In 1970 he received a Master's Degree in Theatre from the Southern Illinois University Carbondale (SIU); his thesis was "Design and Construction of Stage Settings for Black Comedy and The Two Executioners". He taught for several years before returning to SIU to complete a Ph.D. in Theatre; his dissertation was "The Evolution of Scenography in the Western Theater".
He began working in the film industry in the 1980s, while teaching at the University of British Columbia. In 1987, he stopped teaching in order to pursue acting full-time.
Davis married Ruby Fleming in 2003, by which time he had a son, Matt Davis from a previous marriage. He was given a GMC Envoy as a gift from the producers of Stargate SG-1 which his son still drives to this day.He was also a visual Artist, spending most of his free time painting or carving. Davis grew up painting, sculpting and drawing. He continued to pursue these crafts his entire life, supplementing his income with design commissions and art sales. On the DVD commentary track for Stargate SG-1 season 6 episode 17 ("Disclosure"), Davis said that he once had a job carving wooden cigar store Indians that were sold at Silver Dollar City. He also said his PhD is in "dramatic theory and criticism."
Davis, who was living in Gibsons, Canada, died on June 29, 2008, of a heart attack. His ashes were scattered into the Pacific Ocean.
The Writers of Stargate Atlantis paid him homage by mentioning the death of his character 'George Hammond' and naming a spaceship after him, in the final episode of the show airing January 9, 2009. He was again honored in October 2009, with the appearance of the spaceship Hammond in the pilot episode of Stargate Universe. Coincidentally, in episode 16 of season 4 of SG-1, "2010" (an episode set in the Future which originally aired in January 2001), it is stated that General Hammond had died of a heart attack prior to the episode's events.
He got the role of the eloquently spoken Major Briggs, he said, when "I was living in Vancouver and doing local work.

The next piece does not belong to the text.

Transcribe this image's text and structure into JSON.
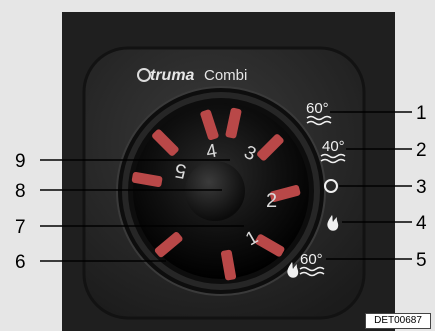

But because of my accent in the '80s I couldn't play a Canadian in commercials. So someone suggested that I get an agent in Seattle. I did and was able to get commercial work and acting jobs there. I had a good resume. So when they were casting the Twin Peaks pilot my agent sent me out to the audition. I met series creator David Lynch and didn't actually read for him — we just visited. ... David liked me and started writing for me. He liked the chemistry I had with other players. I did three days on the pilot and then went on to the series. That was the luckiest break I could have had. There are at least a dozen people from that show who are lifelong friends because of that show. It was a life-changing experience."